Show ContentsMcGurty History, Family Crest & Coats of Arms

Although the McGurty surname came to Britain with the Normans, it derives from the Germanic personal names Gerard, or Gerald, composed of the elements "gar," or "ger," meaning "spear," "hard," meaning "brave," or "strong," and "wald," meaning "rule." The Anglo-Norman surname McGurty in Ireland was often Mac Gerailt, and was used as a synonym of Fitzgerald.

Early Origins of the McGurty family

The surname McGurty was first found in County Carlow (Irish: Cheatharlach) a small landlocked area located in the province of Leinster in the South East of Ireland, where some of the name may have come from Anglicized versions of MacOrcachta, believed to be descended from Cathal, brother of Teige Mor, of the powerful O'Connors of Connacht. However, it is thought that the majority of this name in Ireland are of English (Norman) stock.

Early History of the McGurty family

This web page shows only a small excerpt of our McGurty research. Another 27 words (2 lines of text) covering the year 1598 is included under the topic Early McGurty History in all our PDF Extended History products and printed products wherever possible.

McGurty Spelling Variations

In the days before Gaelic or English gained any significant semblance of standardization, the scribes who created documents simply recorded names as they sounded. Consequently, in the Middle Ages many people were recorded under different spellings each time their name was written down. Research on the McGurty family name revealed numerous spelling variations, including Garrett, Garratt, MacGarrett, McGarraty, Garret, Garrat, Garet, Garitt, Garatt and many more.

Early Notables of the McGurty family (pre 1700)

More information is included under the topic Early McGurty Notables in all our PDF Extended History products and printed products wherever possible.

United States McGurty migration to the United States +

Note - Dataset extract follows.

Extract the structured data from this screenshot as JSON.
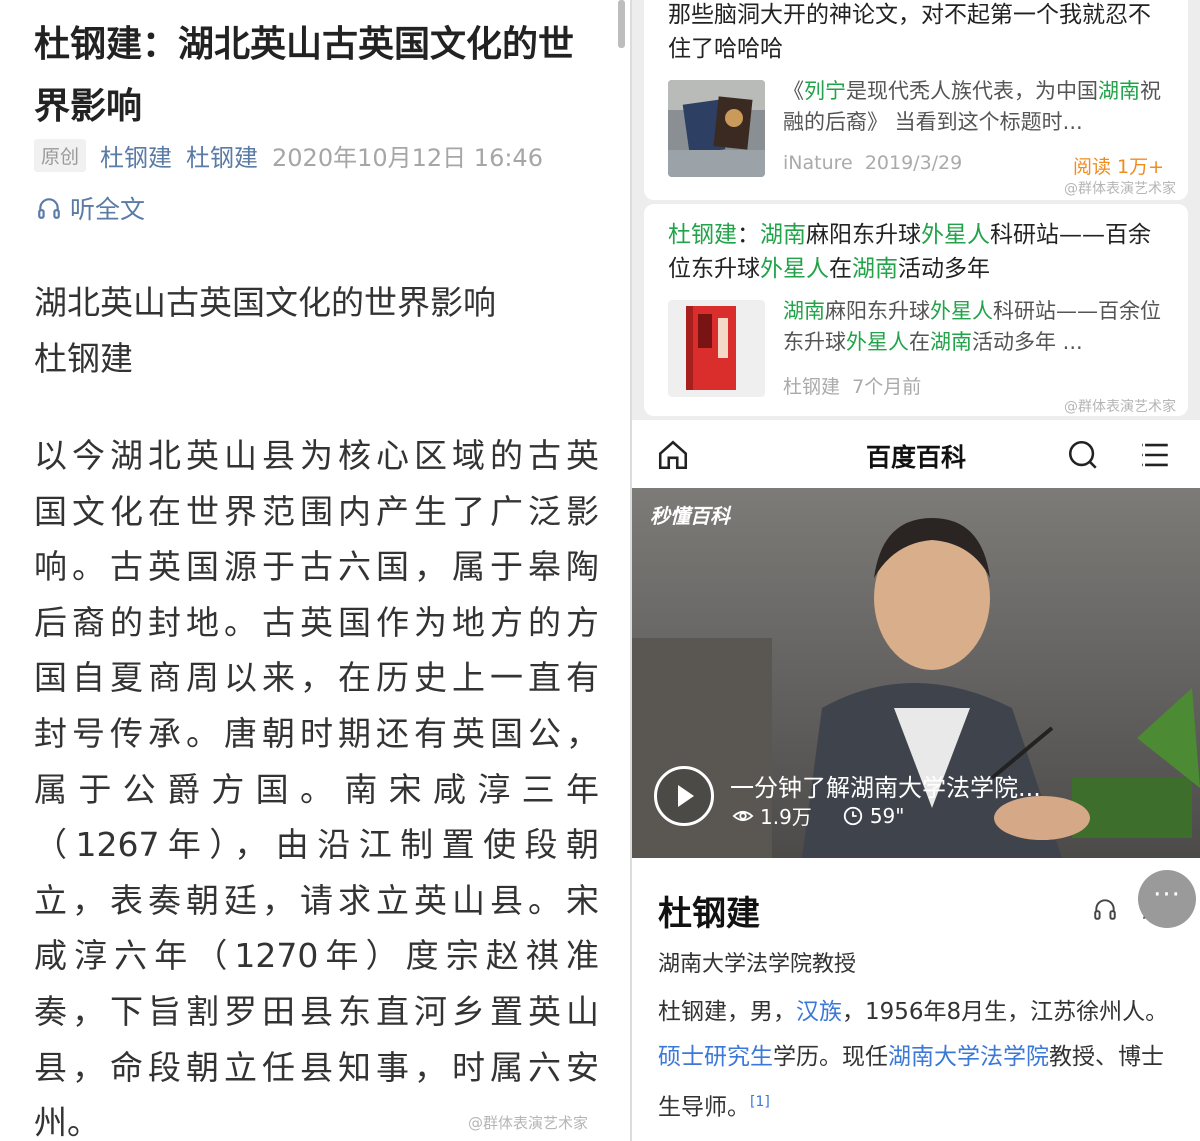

Many Irish families left the English-controlled Ireland in the 19th century. Early immigrants were primarily after land and the opportunity of living a life entirely of their own fashioning. In the 1840s, this pattern of immigration changed as the Great Potato Famine struck Ireland. Hundreds of thousands left the diseased and starving island with little expectations but many hopes. By this time there was very little available land in the east, so many immigrants joined the movement for the western frontier lands, or settled in established urban centers. Irish immigrants not only made enormous contributions to the rapid development and population of North America, but they also brought with them a rich cultural heritage. Immigration and passenger ship lists show some important early immigrants bearing the name McGurty:

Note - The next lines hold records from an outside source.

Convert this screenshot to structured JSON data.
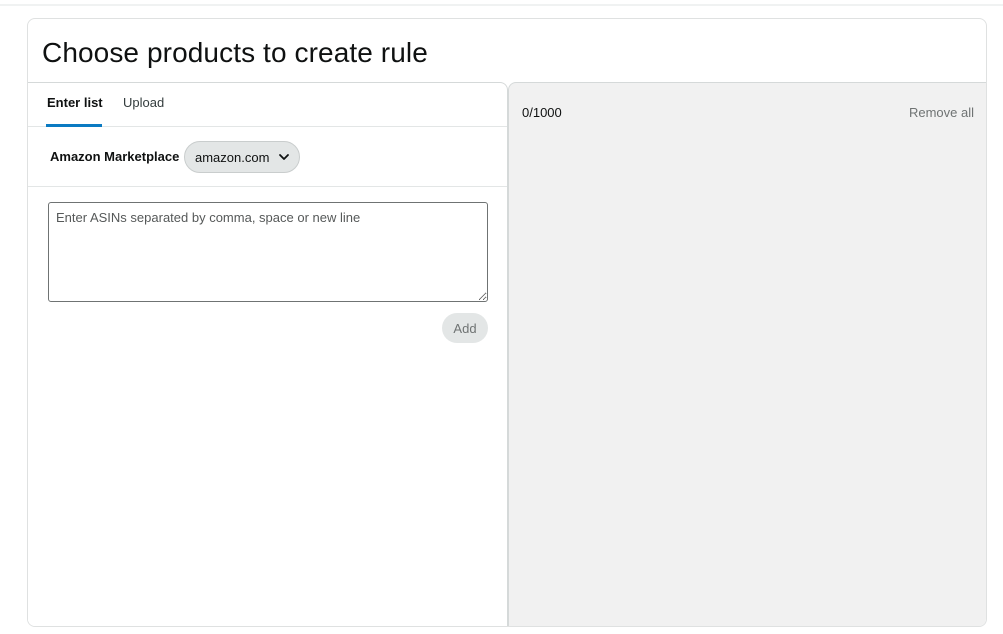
{
  "page": {
    "title": "Choose products to create rule"
  },
  "tabs": [
    {
      "label": "Enter list",
      "active": true
    },
    {
      "label": "Upload",
      "active": false
    }
  ],
  "marketplace": {
    "label": "Amazon Marketplace",
    "selected": "amazon.com",
    "icon": "chevron-down-icon"
  },
  "asin_input": {
    "placeholder": "Enter ASINs separated by comma, space or new line",
    "value": ""
  },
  "add_button": {
    "label": "Add"
  },
  "selection": {
    "count": "0/1000",
    "remove_all_label": "Remove all"
  },
  "colors": {
    "tab_accent": "#0a7ac2",
    "panel_bg": "#f1f1f1",
    "button_bg": "#e3e6e6"
  }
}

McGurty Settlers in United States in the 19th Century
  • Thos. McGurty, aged 29, who arrived in New York in 1893 aboard the ship "City of Paris" from Liverpool & Queenstown [1]
  • Susan McGurty, aged 22, originally from Queenstown, Ireland, who arrived in New York in 1898 aboard the ship "Majestic (1890)" from Queenstown, Ireland [2]
McGurty Settlers in United States in the 20th Century
  • Jos. Mc Gurty, aged 32, originally from Liverpool, England, who arrived in New York in 1919 aboard the ship "Caronia" from Liverpool, England [3]

Contemporary Notables of the name McGurty (post 1700) +

  • Paul James McGurty, English Conservative political candidate for Blackburn with Darwen Borough Council election, 2004

The McGurty Motto +

The motto was originally a war cry or slogan. Mottoes first began to be shown with arms in the 14th and 15th centuries, but were not in general use until the 17th century. Thus the oldest coats of arms generally do not include a motto. Mottoes seldom form part of the grant of arms: Under most heraldic authorities, a motto is an optional component of the coat of arms, and can be added to or changed at will; many families have chosen not to display a motto.

Motto: Semper fidelis
Motto Translation: Always faithful. on Facebook